Nearly 1.9 million Americans made initial unemployment claims last week, bringing the total number of new claims made during the pandemic to almost 43 million. While marking the ninth straight week of declining job losses, the figure is still historically large; before the pandemic, the US was averaging 200,000 initial claims per week. Analysts say the high numbers reflect the cascading effect of the coronavirus-induced economic crisis.


Continuing claims—workers who have been collecting unemployment for at least two weeks, a clearer picture of current unemployment—rose by 650,000 to 21 million total. Almost 15% of the US labor force currently collects unemployment benefits, a number that does not include self-employed and gig economy workers currently covered under a temporary relief program. The May jobs report, due out today, is expected to show unemployment near 20%. 


In the meantime, it seems like the stock market seems to do nothing but go up these days. April was the best month for the Dow since the Reagan administration, and stocks were up in May as well. In the time that officially recorded U.S. deaths from COVID-19 increased from 100 to 100,000, the S&P 500 rose by 20 percent.

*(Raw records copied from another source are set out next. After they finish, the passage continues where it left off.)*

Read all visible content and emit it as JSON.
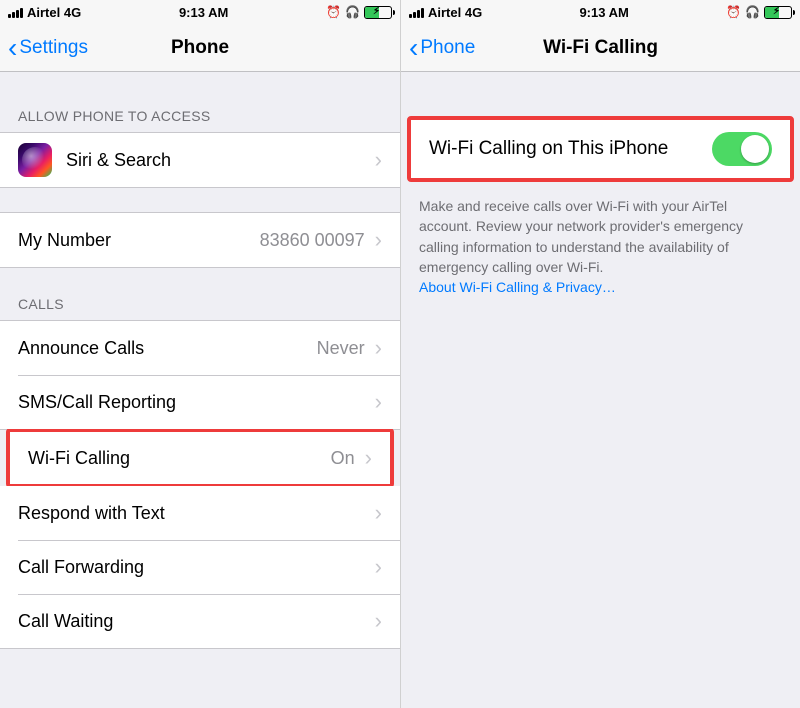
{
  "status": {
    "carrier": "Airtel 4G",
    "time": "9:13 AM"
  },
  "left": {
    "nav": {
      "back": "Settings",
      "title": "Phone"
    },
    "section_access": "ALLOW PHONE TO ACCESS",
    "siri_label": "Siri & Search",
    "my_number": {
      "label": "My Number",
      "value": "83860 00097"
    },
    "section_calls": "CALLS",
    "rows": {
      "announce": {
        "label": "Announce Calls",
        "value": "Never"
      },
      "sms": {
        "label": "SMS/Call Reporting"
      },
      "wifi": {
        "label": "Wi-Fi Calling",
        "value": "On"
      },
      "respond": {
        "label": "Respond with Text"
      },
      "forward": {
        "label": "Call Forwarding"
      },
      "waiting": {
        "label": "Call Waiting"
      }
    }
  },
  "right": {
    "nav": {
      "back": "Phone",
      "title": "Wi-Fi Calling"
    },
    "toggle_label": "Wi-Fi Calling on This iPhone",
    "toggle_on": true,
    "footer_text": "Make and receive calls over Wi-Fi with your AirTel account. Review your network provider's emergency calling information to understand the availability of emergency calling over Wi-Fi.",
    "footer_link": "About Wi-Fi Calling & Privacy…"
  }
}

IndexLastChng.% Chng.
Dow Jones Industrial Average26,282+11.93+0.05%
NASDAQ Composite Index9,616-67.10-0.69%
S&P 500 Index3,112-10.52-0.34%
Global Dow Realtime USD2,898.71+18.97+0.66%
Dow Jones Utility Average…814.06-17.21-2.07%
NYSE Composite Index12,287-15.21-0.12%
NYSE American Composite Index2,031+5.38+0.27%
Russell 2000 Index1,452-0.03-0.0019%
PHLX Semiconductor Index1,953+16.00+0.83%
Gold Continuous Contract1,709.20-18.20-1.05%
CBOE 30 Year Treasury Bond…16.24+0.73+4.71%
CBOE 10 Year Treasury Note…8.20+0.59+7.75%

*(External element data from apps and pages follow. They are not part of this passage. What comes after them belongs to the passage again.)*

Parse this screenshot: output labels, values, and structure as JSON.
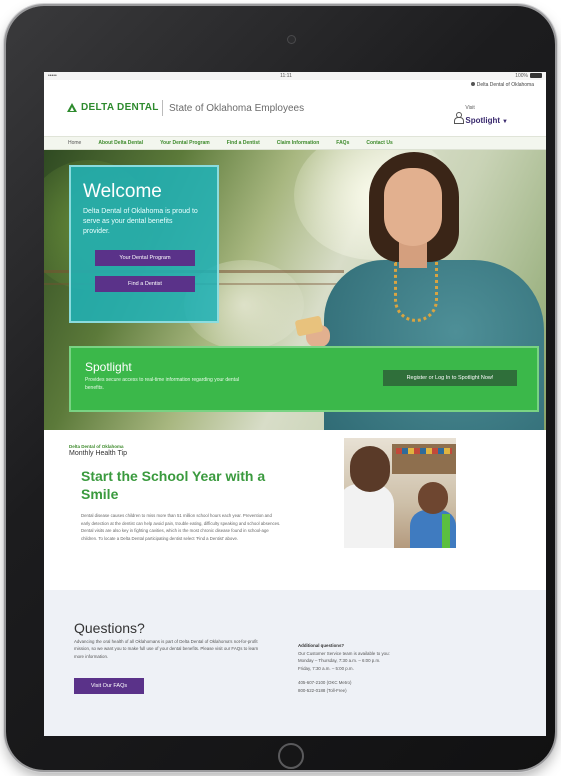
{
  "status": {
    "carrier": "•••••",
    "time": "11:11",
    "battery": "100%"
  },
  "header": {
    "top_link": "Delta Dental of Oklahoma",
    "logo_text": "DELTA DENTAL",
    "subtitle": "State of Oklahoma Employees",
    "visit_label": "Visit",
    "spotlight_label": "Spotlight"
  },
  "nav": {
    "items": [
      "Home",
      "About Delta Dental",
      "Your Dental Program",
      "Find a Dentist",
      "Claim Information",
      "FAQs",
      "Contact Us"
    ]
  },
  "hero": {
    "welcome_title": "Welcome",
    "welcome_text": "Delta Dental of Oklahoma is proud to serve as your dental benefits provider.",
    "btn_program": "Your Dental Program",
    "btn_find": "Find a Dentist",
    "spotlight_title": "Spotlight",
    "spotlight_text": "Provides secure access to real-time information regarding your dental benefits.",
    "spotlight_btn": "Register or Log In to Spotlight Now!"
  },
  "tip": {
    "org": "Delta Dental of Oklahoma",
    "label": "Monthly Health Tip",
    "title": "Start the School Year with a Smile",
    "body": "Dental disease causes children to miss more than 51 million school hours each year. Prevention and early detection at the dentist can help avoid pain, trouble eating, difficulty speaking and school absences. Dental visits are also key in fighting cavities, which is the most chronic disease found in school-age children. To locate a Delta Dental participating dentist select 'Find a Dentist' above."
  },
  "questions": {
    "title": "Questions?",
    "desc": "Advancing the oral health of all Oklahomans is part of Delta Dental of Oklahoma's not-for-profit mission, so we want you to make full use of your dental benefits. Please visit our FAQs to learn more information.",
    "btn": "Visit Our FAQs",
    "add_heading": "Additional questions?",
    "add_line1": "Our Customer Service team is available to you:",
    "add_line2": "Monday – Thursday, 7:30 a.m. – 6:00 p.m.",
    "add_line3": "Friday, 7:30 a.m. – 5:00 p.m.",
    "phone1": "405-607-2100 (OKC Metro)",
    "phone2": "800-522-0188 (Toll-Free)"
  }
}
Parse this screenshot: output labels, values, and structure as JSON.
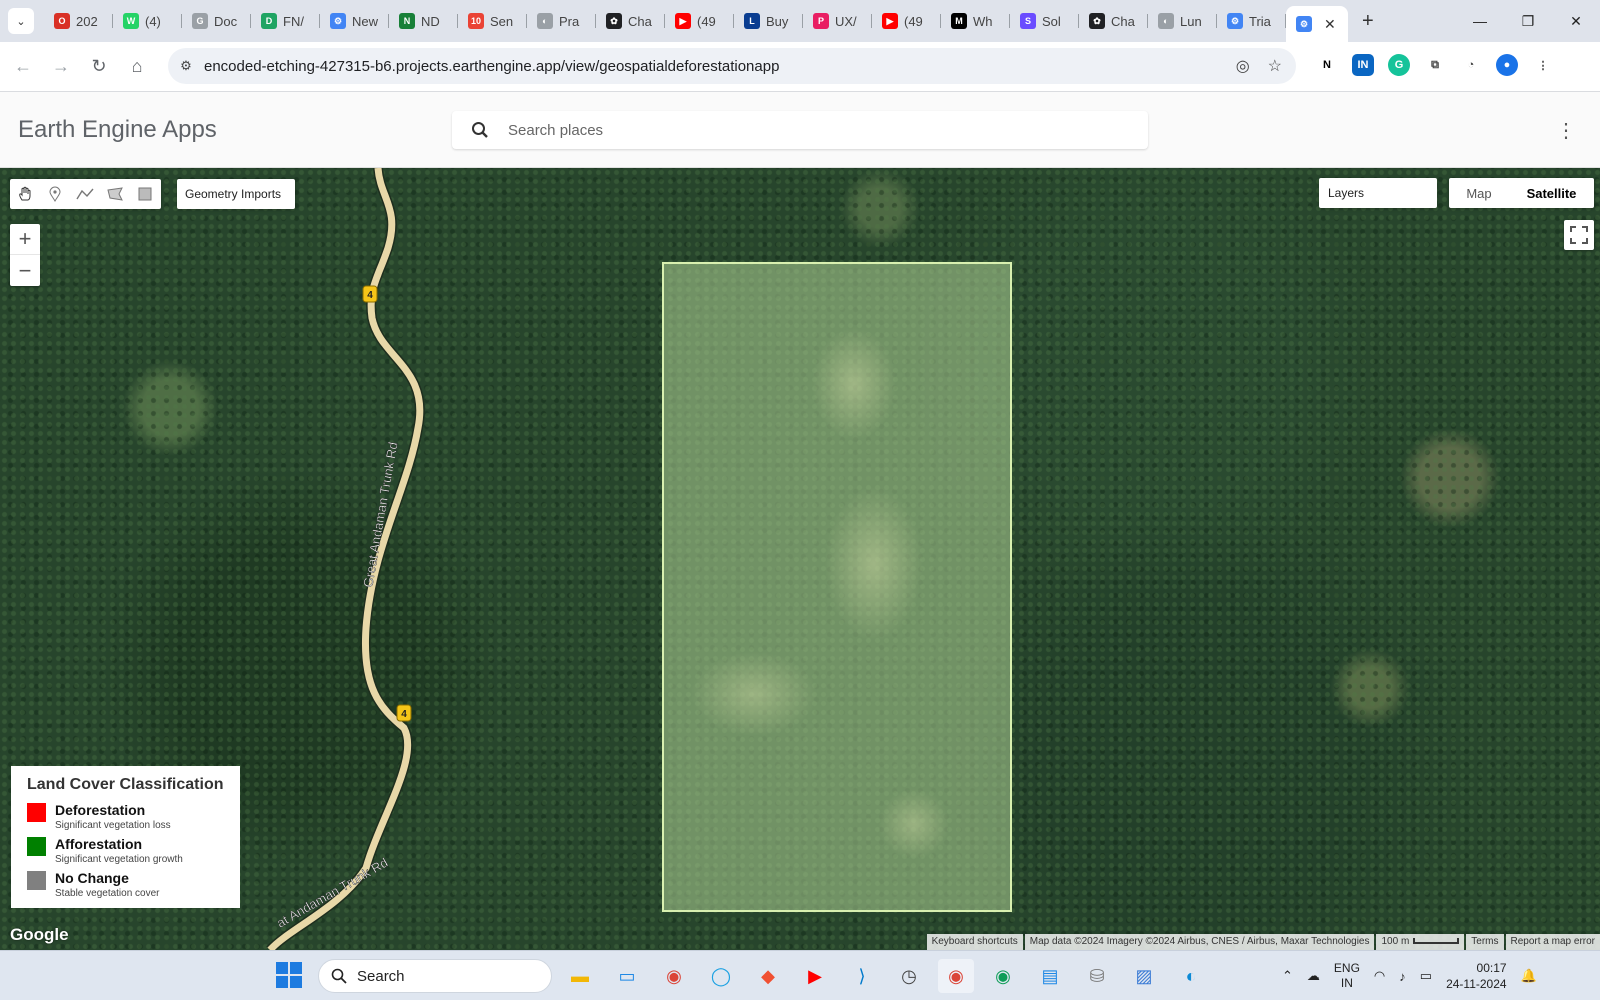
{
  "browser": {
    "tabs": [
      {
        "label": "202",
        "color": "#d93025",
        "glyph": "O"
      },
      {
        "label": "(4)",
        "color": "#25d366",
        "glyph": "W"
      },
      {
        "label": "Doc",
        "color": "#9aa0a6",
        "glyph": "G"
      },
      {
        "label": "FN/",
        "color": "#1fa463",
        "glyph": "D"
      },
      {
        "label": "New",
        "color": "#4285f4",
        "glyph": "⚙"
      },
      {
        "label": "ND",
        "color": "#188038",
        "glyph": "N"
      },
      {
        "label": "Sen",
        "color": "#ea4335",
        "glyph": "10"
      },
      {
        "label": "Pra",
        "color": "#9aa0a6",
        "glyph": "◐"
      },
      {
        "label": "Cha",
        "color": "#202124",
        "glyph": "✿"
      },
      {
        "label": "(49",
        "color": "#ff0000",
        "glyph": "▶"
      },
      {
        "label": "Buy",
        "color": "#0a3d91",
        "glyph": "L"
      },
      {
        "label": "UX/",
        "color": "#e91e63",
        "glyph": "P"
      },
      {
        "label": "(49",
        "color": "#ff0000",
        "glyph": "▶"
      },
      {
        "label": "Wh",
        "color": "#000000",
        "glyph": "M"
      },
      {
        "label": "Sol",
        "color": "#6a4cff",
        "glyph": "S"
      },
      {
        "label": "Cha",
        "color": "#202124",
        "glyph": "✿"
      },
      {
        "label": "Lun",
        "color": "#9aa0a6",
        "glyph": "◐"
      },
      {
        "label": "Tria",
        "color": "#4285f4",
        "glyph": "⚙"
      }
    ],
    "active_tab": {
      "color": "#4285f4",
      "glyph": "⚙"
    },
    "url": "encoded-etching-427315-b6.projects.earthengine.app/view/geospatialdeforestationapp"
  },
  "app": {
    "title": "Earth Engine Apps",
    "search_placeholder": "Search places"
  },
  "map": {
    "geometry_imports": "Geometry Imports",
    "layers": "Layers",
    "map_type_map": "Map",
    "map_type_satellite": "Satellite",
    "zoom_in": "+",
    "zoom_out": "−",
    "road_name": "Great Andaman Trunk Rd",
    "road_name_bottom": "at Andaman Trunk Rd",
    "road_shield": "4",
    "google_logo": "Google",
    "attribution": {
      "keyboard": "Keyboard shortcuts",
      "data": "Map data ©2024 Imagery ©2024 Airbus, CNES / Airbus, Maxar Technologies",
      "scale": "100 m",
      "terms": "Terms",
      "report": "Report a map error"
    }
  },
  "legend": {
    "title": "Land Cover Classification",
    "items": [
      {
        "label": "Deforestation",
        "sub": "Significant vegetation loss",
        "color": "#ff0000"
      },
      {
        "label": "Afforestation",
        "sub": "Significant vegetation growth",
        "color": "#008000"
      },
      {
        "label": "No Change",
        "sub": "Stable vegetation cover",
        "color": "#808080"
      }
    ]
  },
  "taskbar": {
    "search": "Search",
    "lang_1": "ENG",
    "lang_2": "IN",
    "time": "00:17",
    "date": "24-11-2024"
  }
}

United States moves off gold standard (1933); Bobby Kennedy is shot at campaign rally, dies next day (1968); RIP Ronald Reagan (2004); RIP science fiction writer Ray Bradbury (2012); RIP fashion designer Kate Spade (2018).